What the exercise asks: Please retype all the data below exactly, line for line.

Dataset rows describing interfaces:
^^^^^^^^^^^^^^^^

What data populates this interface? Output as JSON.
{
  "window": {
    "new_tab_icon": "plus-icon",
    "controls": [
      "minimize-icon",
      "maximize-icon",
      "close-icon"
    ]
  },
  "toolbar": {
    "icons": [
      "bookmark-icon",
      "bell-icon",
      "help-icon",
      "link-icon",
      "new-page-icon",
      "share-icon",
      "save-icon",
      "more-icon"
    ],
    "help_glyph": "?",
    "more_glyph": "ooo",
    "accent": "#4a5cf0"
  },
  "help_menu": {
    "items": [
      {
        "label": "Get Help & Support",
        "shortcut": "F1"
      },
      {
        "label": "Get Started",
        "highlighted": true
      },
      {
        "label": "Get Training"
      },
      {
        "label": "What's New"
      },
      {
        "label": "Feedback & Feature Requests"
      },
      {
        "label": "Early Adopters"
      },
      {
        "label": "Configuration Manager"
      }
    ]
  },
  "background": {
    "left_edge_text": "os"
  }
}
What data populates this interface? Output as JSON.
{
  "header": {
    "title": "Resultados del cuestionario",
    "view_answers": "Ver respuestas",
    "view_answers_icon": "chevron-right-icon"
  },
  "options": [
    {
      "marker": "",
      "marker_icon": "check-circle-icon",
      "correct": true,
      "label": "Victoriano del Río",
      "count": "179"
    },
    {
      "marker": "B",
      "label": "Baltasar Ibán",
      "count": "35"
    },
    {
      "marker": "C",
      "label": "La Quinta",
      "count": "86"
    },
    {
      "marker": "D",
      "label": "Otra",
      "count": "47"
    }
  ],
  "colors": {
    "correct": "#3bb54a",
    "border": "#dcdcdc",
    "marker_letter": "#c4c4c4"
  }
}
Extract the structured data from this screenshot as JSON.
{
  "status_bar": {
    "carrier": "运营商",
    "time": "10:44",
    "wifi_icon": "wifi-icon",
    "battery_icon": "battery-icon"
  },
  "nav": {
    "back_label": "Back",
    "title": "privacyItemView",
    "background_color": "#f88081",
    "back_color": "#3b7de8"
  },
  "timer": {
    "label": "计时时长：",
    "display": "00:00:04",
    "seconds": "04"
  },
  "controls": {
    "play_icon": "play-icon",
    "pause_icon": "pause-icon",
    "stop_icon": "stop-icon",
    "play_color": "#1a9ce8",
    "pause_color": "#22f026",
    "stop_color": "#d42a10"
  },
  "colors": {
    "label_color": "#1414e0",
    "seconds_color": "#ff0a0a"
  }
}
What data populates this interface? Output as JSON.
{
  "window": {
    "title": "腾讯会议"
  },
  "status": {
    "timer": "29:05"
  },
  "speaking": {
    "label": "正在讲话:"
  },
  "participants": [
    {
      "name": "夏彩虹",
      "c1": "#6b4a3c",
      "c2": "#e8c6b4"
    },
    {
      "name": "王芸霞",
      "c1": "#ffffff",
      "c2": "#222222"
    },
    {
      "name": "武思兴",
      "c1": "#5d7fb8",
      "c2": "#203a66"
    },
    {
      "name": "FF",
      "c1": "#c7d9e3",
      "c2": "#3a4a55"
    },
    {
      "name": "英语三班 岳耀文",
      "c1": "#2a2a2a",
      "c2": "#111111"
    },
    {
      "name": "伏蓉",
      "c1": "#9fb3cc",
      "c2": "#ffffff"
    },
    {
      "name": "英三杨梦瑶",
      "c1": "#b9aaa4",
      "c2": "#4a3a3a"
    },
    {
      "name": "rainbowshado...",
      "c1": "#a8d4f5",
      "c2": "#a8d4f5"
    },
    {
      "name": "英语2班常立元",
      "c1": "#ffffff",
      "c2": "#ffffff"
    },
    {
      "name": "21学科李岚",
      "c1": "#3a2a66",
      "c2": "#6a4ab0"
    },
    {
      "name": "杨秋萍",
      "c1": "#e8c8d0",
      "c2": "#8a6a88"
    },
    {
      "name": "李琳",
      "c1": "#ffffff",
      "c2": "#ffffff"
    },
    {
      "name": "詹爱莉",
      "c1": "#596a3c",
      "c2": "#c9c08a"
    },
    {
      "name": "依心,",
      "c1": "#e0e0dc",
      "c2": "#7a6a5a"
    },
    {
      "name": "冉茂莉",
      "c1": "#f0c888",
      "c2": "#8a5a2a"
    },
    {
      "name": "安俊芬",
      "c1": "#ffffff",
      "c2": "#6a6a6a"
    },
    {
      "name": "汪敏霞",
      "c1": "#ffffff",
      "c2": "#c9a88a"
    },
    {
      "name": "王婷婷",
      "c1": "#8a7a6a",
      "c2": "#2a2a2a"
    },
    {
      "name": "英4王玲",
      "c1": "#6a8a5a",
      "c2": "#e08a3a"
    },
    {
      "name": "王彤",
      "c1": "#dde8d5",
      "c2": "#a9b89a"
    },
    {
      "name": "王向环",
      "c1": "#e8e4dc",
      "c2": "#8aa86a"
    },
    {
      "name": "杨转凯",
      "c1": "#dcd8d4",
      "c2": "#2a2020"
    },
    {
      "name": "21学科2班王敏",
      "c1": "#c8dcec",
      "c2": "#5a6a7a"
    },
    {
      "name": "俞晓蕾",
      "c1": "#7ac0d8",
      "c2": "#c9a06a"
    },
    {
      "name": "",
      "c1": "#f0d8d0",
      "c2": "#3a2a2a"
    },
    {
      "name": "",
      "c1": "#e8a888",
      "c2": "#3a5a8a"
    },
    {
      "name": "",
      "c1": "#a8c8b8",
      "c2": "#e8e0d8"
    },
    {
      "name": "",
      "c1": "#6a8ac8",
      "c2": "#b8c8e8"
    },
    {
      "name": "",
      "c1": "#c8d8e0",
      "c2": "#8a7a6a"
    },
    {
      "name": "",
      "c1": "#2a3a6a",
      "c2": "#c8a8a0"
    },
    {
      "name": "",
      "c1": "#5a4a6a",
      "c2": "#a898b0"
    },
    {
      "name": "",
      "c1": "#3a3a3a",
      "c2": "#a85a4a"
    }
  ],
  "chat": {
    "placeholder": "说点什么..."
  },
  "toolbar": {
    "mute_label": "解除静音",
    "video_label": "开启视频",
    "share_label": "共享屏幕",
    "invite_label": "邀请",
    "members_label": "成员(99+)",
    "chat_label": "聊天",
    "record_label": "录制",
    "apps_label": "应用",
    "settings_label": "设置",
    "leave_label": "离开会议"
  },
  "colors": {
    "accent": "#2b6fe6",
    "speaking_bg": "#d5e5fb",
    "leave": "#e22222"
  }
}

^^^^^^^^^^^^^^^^

Solution to this task:
What data populates this interface? Output as JSON.
{
  "window": {
    "new_tab_icon": "plus-icon",
    "controls": [
      "minimize-icon",
      "maximize-icon",
      "close-icon"
    ]
  },
  "toolbar": {
    "icons": [
      "bookmark-icon",
      "bell-icon",
      "help-icon",
      "link-icon",
      "new-page-icon",
      "share-icon",
      "save-icon",
      "more-icon"
    ],
    "help_glyph": "?",
    "more_glyph": "ooo",
    "accent": "#4a5cf0"
  },
  "help_menu": {
    "items": [
      {
        "label": "Get Help & Support",
        "shortcut": "F1"
      },
      {
        "label": "Get Started",
        "highlighted": true
      },
      {
        "label": "Get Training"
      },
      {
        "label": "What's New"
      },
      {
        "label": "Feedback & Feature Requests"
      },
      {
        "label": "Early Adopters"
      },
      {
        "label": "Configuration Manager"
      }
    ]
  },
  "background": {
    "left_edge_text": "os"
  }
}
What data populates this interface? Output as JSON.
{
  "header": {
    "title": "Resultados del cuestionario",
    "view_answers": "Ver respuestas",
    "view_answers_icon": "chevron-right-icon"
  },
  "options": [
    {
      "marker": "",
      "marker_icon": "check-circle-icon",
      "correct": true,
      "label": "Victoriano del Río",
      "count": "179"
    },
    {
      "marker": "B",
      "label": "Baltasar Ibán",
      "count": "35"
    },
    {
      "marker": "C",
      "label": "La Quinta",
      "count": "86"
    },
    {
      "marker": "D",
      "label": "Otra",
      "count": "47"
    }
  ],
  "colors": {
    "correct": "#3bb54a",
    "border": "#dcdcdc",
    "marker_letter": "#c4c4c4"
  }
}
Extract the structured data from this screenshot as JSON.
{
  "status_bar": {
    "carrier": "运营商",
    "time": "10:44",
    "wifi_icon": "wifi-icon",
    "battery_icon": "battery-icon"
  },
  "nav": {
    "back_label": "Back",
    "title": "privacyItemView",
    "background_color": "#f88081",
    "back_color": "#3b7de8"
  },
  "timer": {
    "label": "计时时长：",
    "display": "00:00:04",
    "seconds": "04"
  },
  "controls": {
    "play_icon": "play-icon",
    "pause_icon": "pause-icon",
    "stop_icon": "stop-icon",
    "play_color": "#1a9ce8",
    "pause_color": "#22f026",
    "stop_color": "#d42a10"
  },
  "colors": {
    "label_color": "#1414e0",
    "seconds_color": "#ff0a0a"
  }
}
What data populates this interface? Output as JSON.
{
  "window": {
    "title": "腾讯会议"
  },
  "status": {
    "timer": "29:05"
  },
  "speaking": {
    "label": "正在讲话:"
  },
  "participants": [
    {
      "name": "夏彩虹",
      "c1": "#6b4a3c",
      "c2": "#e8c6b4"
    },
    {
      "name": "王芸霞",
      "c1": "#ffffff",
      "c2": "#222222"
    },
    {
      "name": "武思兴",
      "c1": "#5d7fb8",
      "c2": "#203a66"
    },
    {
      "name": "FF",
      "c1": "#c7d9e3",
      "c2": "#3a4a55"
    },
    {
      "name": "英语三班 岳耀文",
      "c1": "#2a2a2a",
      "c2": "#111111"
    },
    {
      "name": "伏蓉",
      "c1": "#9fb3cc",
      "c2": "#ffffff"
    },
    {
      "name": "英三杨梦瑶",
      "c1": "#b9aaa4",
      "c2": "#4a3a3a"
    },
    {
      "name": "rainbowshado...",
      "c1": "#a8d4f5",
      "c2": "#a8d4f5"
    },
    {
      "name": "英语2班常立元",
      "c1": "#ffffff",
      "c2": "#ffffff"
    },
    {
      "name": "21学科李岚",
      "c1": "#3a2a66",
      "c2": "#6a4ab0"
    },
    {
      "name": "杨秋萍",
      "c1": "#e8c8d0",
      "c2": "#8a6a88"
    },
    {
      "name": "李琳",
      "c1": "#ffffff",
      "c2": "#ffffff"
    },
    {
      "name": "詹爱莉",
      "c1": "#596a3c",
      "c2": "#c9c08a"
    },
    {
      "name": "依心,",
      "c1": "#e0e0dc",
      "c2": "#7a6a5a"
    },
    {
      "name": "冉茂莉",
      "c1": "#f0c888",
      "c2": "#8a5a2a"
    },
    {
      "name": "安俊芬",
      "c1": "#ffffff",
      "c2": "#6a6a6a"
    },
    {
      "name": "汪敏霞",
      "c1": "#ffffff",
      "c2": "#c9a88a"
    },
    {
      "name": "王婷婷",
      "c1": "#8a7a6a",
      "c2": "#2a2a2a"
    },
    {
      "name": "英4王玲",
      "c1": "#6a8a5a",
      "c2": "#e08a3a"
    },
    {
      "name": "王彤",
      "c1": "#dde8d5",
      "c2": "#a9b89a"
    },
    {
      "name": "王向环",
      "c1": "#e8e4dc",
      "c2": "#8aa86a"
    },
    {
      "name": "杨转凯",
      "c1": "#dcd8d4",
      "c2": "#2a2020"
    },
    {
      "name": "21学科2班王敏",
      "c1": "#c8dcec",
      "c2": "#5a6a7a"
    },
    {
      "name": "俞晓蕾",
      "c1": "#7ac0d8",
      "c2": "#c9a06a"
    },
    {
      "name": "",
      "c1": "#f0d8d0",
      "c2": "#3a2a2a"
    },
    {
      "name": "",
      "c1": "#e8a888",
      "c2": "#3a5a8a"
    },
    {
      "name": "",
      "c1": "#a8c8b8",
      "c2": "#e8e0d8"
    },
    {
      "name": "",
      "c1": "#6a8ac8",
      "c2": "#b8c8e8"
    },
    {
      "name": "",
      "c1": "#c8d8e0",
      "c2": "#8a7a6a"
    },
    {
      "name": "",
      "c1": "#2a3a6a",
      "c2": "#c8a8a0"
    },
    {
      "name": "",
      "c1": "#5a4a6a",
      "c2": "#a898b0"
    },
    {
      "name": "",
      "c1": "#3a3a3a",
      "c2": "#a85a4a"
    }
  ],
  "chat": {
    "placeholder": "说点什么..."
  },
  "toolbar": {
    "mute_label": "解除静音",
    "video_label": "开启视频",
    "share_label": "共享屏幕",
    "invite_label": "邀请",
    "members_label": "成员(99+)",
    "chat_label": "聊天",
    "record_label": "录制",
    "apps_label": "应用",
    "settings_label": "设置",
    "leave_label": "离开会议"
  },
  "colors": {
    "accent": "#2b6fe6",
    "speaking_bg": "#d5e5fb",
    "leave": "#e22222"
  }
}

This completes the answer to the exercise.